All lines below are to be output exactly as they stand.
** Available records follows **
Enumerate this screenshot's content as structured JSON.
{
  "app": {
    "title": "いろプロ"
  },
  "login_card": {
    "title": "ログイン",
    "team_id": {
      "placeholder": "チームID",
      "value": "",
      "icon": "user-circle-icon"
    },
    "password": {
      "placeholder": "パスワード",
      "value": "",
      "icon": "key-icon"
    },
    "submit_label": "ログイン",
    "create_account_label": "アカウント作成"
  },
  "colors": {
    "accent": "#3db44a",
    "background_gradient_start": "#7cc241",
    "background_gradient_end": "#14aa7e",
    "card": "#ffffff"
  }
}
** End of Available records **
> [Task response]:
Enumerate this screenshot's content as structured JSON.
{
  "app": {
    "title": "いろプロ"
  },
  "login_card": {
    "title": "ログイン",
    "team_id": {
      "placeholder": "チームID",
      "value": "",
      "icon": "user-circle-icon"
    },
    "password": {
      "placeholder": "パスワード",
      "value": "",
      "icon": "key-icon"
    },
    "submit_label": "ログイン",
    "create_account_label": "アカウント作成"
  },
  "colors": {
    "accent": "#3db44a",
    "background_gradient_start": "#7cc241",
    "background_gradient_end": "#14aa7e",
    "card": "#ffffff"
  }
}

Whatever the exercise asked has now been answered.